— Aim of the task —
Repeat the entries below exactly and in full.

○ ○ ○ ○ ○ ○ ○

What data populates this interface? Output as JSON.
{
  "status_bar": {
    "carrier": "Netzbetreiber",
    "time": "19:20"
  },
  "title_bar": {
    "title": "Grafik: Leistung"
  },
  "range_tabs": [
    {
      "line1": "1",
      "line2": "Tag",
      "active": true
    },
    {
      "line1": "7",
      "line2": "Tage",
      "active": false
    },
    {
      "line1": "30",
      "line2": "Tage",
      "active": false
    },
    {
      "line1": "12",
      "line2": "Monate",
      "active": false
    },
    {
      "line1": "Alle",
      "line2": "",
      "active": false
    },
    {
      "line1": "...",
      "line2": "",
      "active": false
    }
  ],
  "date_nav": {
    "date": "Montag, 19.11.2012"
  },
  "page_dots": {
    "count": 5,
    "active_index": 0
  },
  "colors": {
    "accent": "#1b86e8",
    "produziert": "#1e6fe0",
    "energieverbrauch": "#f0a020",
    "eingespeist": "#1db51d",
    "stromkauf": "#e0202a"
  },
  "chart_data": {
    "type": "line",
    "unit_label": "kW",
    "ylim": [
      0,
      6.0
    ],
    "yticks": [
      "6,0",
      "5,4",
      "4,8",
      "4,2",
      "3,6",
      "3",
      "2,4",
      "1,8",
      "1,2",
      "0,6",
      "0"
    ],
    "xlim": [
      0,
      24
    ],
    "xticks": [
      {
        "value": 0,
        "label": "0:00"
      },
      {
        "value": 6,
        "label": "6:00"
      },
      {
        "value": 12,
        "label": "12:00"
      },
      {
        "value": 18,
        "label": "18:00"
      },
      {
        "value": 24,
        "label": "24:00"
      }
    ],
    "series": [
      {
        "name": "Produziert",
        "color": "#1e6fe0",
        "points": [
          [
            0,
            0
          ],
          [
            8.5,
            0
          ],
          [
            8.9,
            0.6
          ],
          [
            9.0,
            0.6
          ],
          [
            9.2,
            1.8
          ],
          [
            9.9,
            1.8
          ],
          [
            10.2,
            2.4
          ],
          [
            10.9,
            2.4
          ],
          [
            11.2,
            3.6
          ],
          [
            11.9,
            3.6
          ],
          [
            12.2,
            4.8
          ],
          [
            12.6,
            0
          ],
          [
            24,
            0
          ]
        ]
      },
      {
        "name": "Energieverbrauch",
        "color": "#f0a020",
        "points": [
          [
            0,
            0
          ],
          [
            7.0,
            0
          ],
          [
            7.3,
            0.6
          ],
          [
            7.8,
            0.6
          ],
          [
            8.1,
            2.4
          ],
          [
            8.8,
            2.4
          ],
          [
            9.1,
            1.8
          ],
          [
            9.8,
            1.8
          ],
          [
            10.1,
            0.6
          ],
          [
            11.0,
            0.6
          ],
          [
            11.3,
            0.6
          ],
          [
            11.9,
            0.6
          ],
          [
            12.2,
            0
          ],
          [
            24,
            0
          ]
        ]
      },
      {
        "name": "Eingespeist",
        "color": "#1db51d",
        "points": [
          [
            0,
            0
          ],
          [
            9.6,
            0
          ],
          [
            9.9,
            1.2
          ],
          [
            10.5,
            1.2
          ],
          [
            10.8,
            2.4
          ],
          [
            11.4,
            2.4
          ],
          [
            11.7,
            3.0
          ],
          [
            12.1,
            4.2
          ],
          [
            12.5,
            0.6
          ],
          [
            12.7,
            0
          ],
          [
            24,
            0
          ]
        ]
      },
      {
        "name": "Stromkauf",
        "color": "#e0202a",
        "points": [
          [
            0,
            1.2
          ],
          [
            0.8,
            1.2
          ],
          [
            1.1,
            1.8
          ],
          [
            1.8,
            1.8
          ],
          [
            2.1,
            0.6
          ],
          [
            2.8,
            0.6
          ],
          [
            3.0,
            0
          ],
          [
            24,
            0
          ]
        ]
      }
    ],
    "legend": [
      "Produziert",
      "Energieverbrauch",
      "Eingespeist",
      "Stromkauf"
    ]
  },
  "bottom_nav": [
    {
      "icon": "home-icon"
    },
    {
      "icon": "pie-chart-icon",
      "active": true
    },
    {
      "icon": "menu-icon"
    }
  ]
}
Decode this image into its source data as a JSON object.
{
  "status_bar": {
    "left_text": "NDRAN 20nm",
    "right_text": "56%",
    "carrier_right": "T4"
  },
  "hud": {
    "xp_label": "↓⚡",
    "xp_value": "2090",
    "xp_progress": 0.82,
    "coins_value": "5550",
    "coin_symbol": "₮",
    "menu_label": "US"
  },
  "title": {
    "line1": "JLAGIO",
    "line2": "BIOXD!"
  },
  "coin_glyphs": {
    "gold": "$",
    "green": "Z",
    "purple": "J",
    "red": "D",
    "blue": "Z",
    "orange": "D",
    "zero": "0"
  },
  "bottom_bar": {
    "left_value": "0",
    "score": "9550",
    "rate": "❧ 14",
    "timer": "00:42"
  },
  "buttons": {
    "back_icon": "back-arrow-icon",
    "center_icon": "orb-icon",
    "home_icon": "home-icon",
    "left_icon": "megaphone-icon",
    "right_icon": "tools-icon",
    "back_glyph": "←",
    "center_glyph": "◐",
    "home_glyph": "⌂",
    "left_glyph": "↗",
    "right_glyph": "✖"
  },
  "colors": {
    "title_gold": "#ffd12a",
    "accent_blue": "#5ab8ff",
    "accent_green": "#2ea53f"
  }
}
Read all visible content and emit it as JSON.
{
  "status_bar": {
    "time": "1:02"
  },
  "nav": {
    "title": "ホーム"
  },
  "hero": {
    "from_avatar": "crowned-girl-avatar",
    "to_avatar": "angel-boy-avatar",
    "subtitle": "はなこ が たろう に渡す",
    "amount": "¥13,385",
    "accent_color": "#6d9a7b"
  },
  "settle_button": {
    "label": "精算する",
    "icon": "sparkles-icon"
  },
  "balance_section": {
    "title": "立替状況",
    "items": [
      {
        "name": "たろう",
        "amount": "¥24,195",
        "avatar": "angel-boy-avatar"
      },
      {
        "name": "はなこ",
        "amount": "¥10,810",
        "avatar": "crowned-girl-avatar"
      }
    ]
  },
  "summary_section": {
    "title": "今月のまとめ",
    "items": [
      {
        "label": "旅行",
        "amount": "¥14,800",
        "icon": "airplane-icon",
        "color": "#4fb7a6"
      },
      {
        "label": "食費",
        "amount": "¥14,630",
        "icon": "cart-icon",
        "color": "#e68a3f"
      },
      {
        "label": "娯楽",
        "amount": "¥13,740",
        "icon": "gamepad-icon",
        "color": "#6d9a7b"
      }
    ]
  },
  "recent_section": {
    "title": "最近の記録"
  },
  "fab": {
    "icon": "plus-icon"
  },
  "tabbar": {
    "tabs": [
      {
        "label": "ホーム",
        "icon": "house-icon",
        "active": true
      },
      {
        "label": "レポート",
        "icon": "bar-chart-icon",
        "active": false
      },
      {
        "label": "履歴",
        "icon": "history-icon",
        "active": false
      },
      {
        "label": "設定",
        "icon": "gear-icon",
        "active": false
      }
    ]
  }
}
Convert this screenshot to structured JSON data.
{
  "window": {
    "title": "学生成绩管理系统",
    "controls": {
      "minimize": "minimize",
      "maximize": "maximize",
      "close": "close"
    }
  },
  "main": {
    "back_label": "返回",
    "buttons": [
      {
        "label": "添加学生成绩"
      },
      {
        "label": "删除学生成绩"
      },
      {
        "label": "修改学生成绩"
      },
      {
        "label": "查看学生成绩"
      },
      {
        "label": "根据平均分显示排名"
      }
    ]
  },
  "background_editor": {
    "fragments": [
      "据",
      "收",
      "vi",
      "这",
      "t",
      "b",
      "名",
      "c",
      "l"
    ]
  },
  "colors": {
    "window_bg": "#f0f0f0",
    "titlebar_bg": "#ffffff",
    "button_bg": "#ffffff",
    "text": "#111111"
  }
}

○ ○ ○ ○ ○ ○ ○

— Reply —
What data populates this interface? Output as JSON.
{
  "status_bar": {
    "carrier": "Netzbetreiber",
    "time": "19:20"
  },
  "title_bar": {
    "title": "Grafik: Leistung"
  },
  "range_tabs": [
    {
      "line1": "1",
      "line2": "Tag",
      "active": true
    },
    {
      "line1": "7",
      "line2": "Tage",
      "active": false
    },
    {
      "line1": "30",
      "line2": "Tage",
      "active": false
    },
    {
      "line1": "12",
      "line2": "Monate",
      "active": false
    },
    {
      "line1": "Alle",
      "line2": "",
      "active": false
    },
    {
      "line1": "...",
      "line2": "",
      "active": false
    }
  ],
  "date_nav": {
    "date": "Montag, 19.11.2012"
  },
  "page_dots": {
    "count": 5,
    "active_index": 0
  },
  "colors": {
    "accent": "#1b86e8",
    "produziert": "#1e6fe0",
    "energieverbrauch": "#f0a020",
    "eingespeist": "#1db51d",
    "stromkauf": "#e0202a"
  },
  "chart_data": {
    "type": "line",
    "unit_label": "kW",
    "ylim": [
      0,
      6.0
    ],
    "yticks": [
      "6,0",
      "5,4",
      "4,8",
      "4,2",
      "3,6",
      "3",
      "2,4",
      "1,8",
      "1,2",
      "0,6",
      "0"
    ],
    "xlim": [
      0,
      24
    ],
    "xticks": [
      {
        "value": 0,
        "label": "0:00"
      },
      {
        "value": 6,
        "label": "6:00"
      },
      {
        "value": 12,
        "label": "12:00"
      },
      {
        "value": 18,
        "label": "18:00"
      },
      {
        "value": 24,
        "label": "24:00"
      }
    ],
    "series": [
      {
        "name": "Produziert",
        "color": "#1e6fe0",
        "points": [
          [
            0,
            0
          ],
          [
            8.5,
            0
          ],
          [
            8.9,
            0.6
          ],
          [
            9.0,
            0.6
          ],
          [
            9.2,
            1.8
          ],
          [
            9.9,
            1.8
          ],
          [
            10.2,
            2.4
          ],
          [
            10.9,
            2.4
          ],
          [
            11.2,
            3.6
          ],
          [
            11.9,
            3.6
          ],
          [
            12.2,
            4.8
          ],
          [
            12.6,
            0
          ],
          [
            24,
            0
          ]
        ]
      },
      {
        "name": "Energieverbrauch",
        "color": "#f0a020",
        "points": [
          [
            0,
            0
          ],
          [
            7.0,
            0
          ],
          [
            7.3,
            0.6
          ],
          [
            7.8,
            0.6
          ],
          [
            8.1,
            2.4
          ],
          [
            8.8,
            2.4
          ],
          [
            9.1,
            1.8
          ],
          [
            9.8,
            1.8
          ],
          [
            10.1,
            0.6
          ],
          [
            11.0,
            0.6
          ],
          [
            11.3,
            0.6
          ],
          [
            11.9,
            0.6
          ],
          [
            12.2,
            0
          ],
          [
            24,
            0
          ]
        ]
      },
      {
        "name": "Eingespeist",
        "color": "#1db51d",
        "points": [
          [
            0,
            0
          ],
          [
            9.6,
            0
          ],
          [
            9.9,
            1.2
          ],
          [
            10.5,
            1.2
          ],
          [
            10.8,
            2.4
          ],
          [
            11.4,
            2.4
          ],
          [
            11.7,
            3.0
          ],
          [
            12.1,
            4.2
          ],
          [
            12.5,
            0.6
          ],
          [
            12.7,
            0
          ],
          [
            24,
            0
          ]
        ]
      },
      {
        "name": "Stromkauf",
        "color": "#e0202a",
        "points": [
          [
            0,
            1.2
          ],
          [
            0.8,
            1.2
          ],
          [
            1.1,
            1.8
          ],
          [
            1.8,
            1.8
          ],
          [
            2.1,
            0.6
          ],
          [
            2.8,
            0.6
          ],
          [
            3.0,
            0
          ],
          [
            24,
            0
          ]
        ]
      }
    ],
    "legend": [
      "Produziert",
      "Energieverbrauch",
      "Eingespeist",
      "Stromkauf"
    ]
  },
  "bottom_nav": [
    {
      "icon": "home-icon"
    },
    {
      "icon": "pie-chart-icon",
      "active": true
    },
    {
      "icon": "menu-icon"
    }
  ]
}
Decode this image into its source data as a JSON object.
{
  "status_bar": {
    "left_text": "NDRAN 20nm",
    "right_text": "56%",
    "carrier_right": "T4"
  },
  "hud": {
    "xp_label": "↓⚡",
    "xp_value": "2090",
    "xp_progress": 0.82,
    "coins_value": "5550",
    "coin_symbol": "₮",
    "menu_label": "US"
  },
  "title": {
    "line1": "JLAGIO",
    "line2": "BIOXD!"
  },
  "coin_glyphs": {
    "gold": "$",
    "green": "Z",
    "purple": "J",
    "red": "D",
    "blue": "Z",
    "orange": "D",
    "zero": "0"
  },
  "bottom_bar": {
    "left_value": "0",
    "score": "9550",
    "rate": "❧ 14",
    "timer": "00:42"
  },
  "buttons": {
    "back_icon": "back-arrow-icon",
    "center_icon": "orb-icon",
    "home_icon": "home-icon",
    "left_icon": "megaphone-icon",
    "right_icon": "tools-icon",
    "back_glyph": "←",
    "center_glyph": "◐",
    "home_glyph": "⌂",
    "left_glyph": "↗",
    "right_glyph": "✖"
  },
  "colors": {
    "title_gold": "#ffd12a",
    "accent_blue": "#5ab8ff",
    "accent_green": "#2ea53f"
  }
}
Read all visible content and emit it as JSON.
{
  "status_bar": {
    "time": "1:02"
  },
  "nav": {
    "title": "ホーム"
  },
  "hero": {
    "from_avatar": "crowned-girl-avatar",
    "to_avatar": "angel-boy-avatar",
    "subtitle": "はなこ が たろう に渡す",
    "amount": "¥13,385",
    "accent_color": "#6d9a7b"
  },
  "settle_button": {
    "label": "精算する",
    "icon": "sparkles-icon"
  },
  "balance_section": {
    "title": "立替状況",
    "items": [
      {
        "name": "たろう",
        "amount": "¥24,195",
        "avatar": "angel-boy-avatar"
      },
      {
        "name": "はなこ",
        "amount": "¥10,810",
        "avatar": "crowned-girl-avatar"
      }
    ]
  },
  "summary_section": {
    "title": "今月のまとめ",
    "items": [
      {
        "label": "旅行",
        "amount": "¥14,800",
        "icon": "airplane-icon",
        "color": "#4fb7a6"
      },
      {
        "label": "食費",
        "amount": "¥14,630",
        "icon": "cart-icon",
        "color": "#e68a3f"
      },
      {
        "label": "娯楽",
        "amount": "¥13,740",
        "icon": "gamepad-icon",
        "color": "#6d9a7b"
      }
    ]
  },
  "recent_section": {
    "title": "最近の記録"
  },
  "fab": {
    "icon": "plus-icon"
  },
  "tabbar": {
    "tabs": [
      {
        "label": "ホーム",
        "icon": "house-icon",
        "active": true
      },
      {
        "label": "レポート",
        "icon": "bar-chart-icon",
        "active": false
      },
      {
        "label": "履歴",
        "icon": "history-icon",
        "active": false
      },
      {
        "label": "設定",
        "icon": "gear-icon",
        "active": false
      }
    ]
  }
}
Convert this screenshot to structured JSON data.
{
  "window": {
    "title": "学生成绩管理系统",
    "controls": {
      "minimize": "minimize",
      "maximize": "maximize",
      "close": "close"
    }
  },
  "main": {
    "back_label": "返回",
    "buttons": [
      {
        "label": "添加学生成绩"
      },
      {
        "label": "删除学生成绩"
      },
      {
        "label": "修改学生成绩"
      },
      {
        "label": "查看学生成绩"
      },
      {
        "label": "根据平均分显示排名"
      }
    ]
  },
  "background_editor": {
    "fragments": [
      "据",
      "收",
      "vi",
      "这",
      "t",
      "b",
      "名",
      "c",
      "l"
    ]
  },
  "colors": {
    "window_bg": "#f0f0f0",
    "titlebar_bg": "#ffffff",
    "button_bg": "#ffffff",
    "text": "#111111"
  }
}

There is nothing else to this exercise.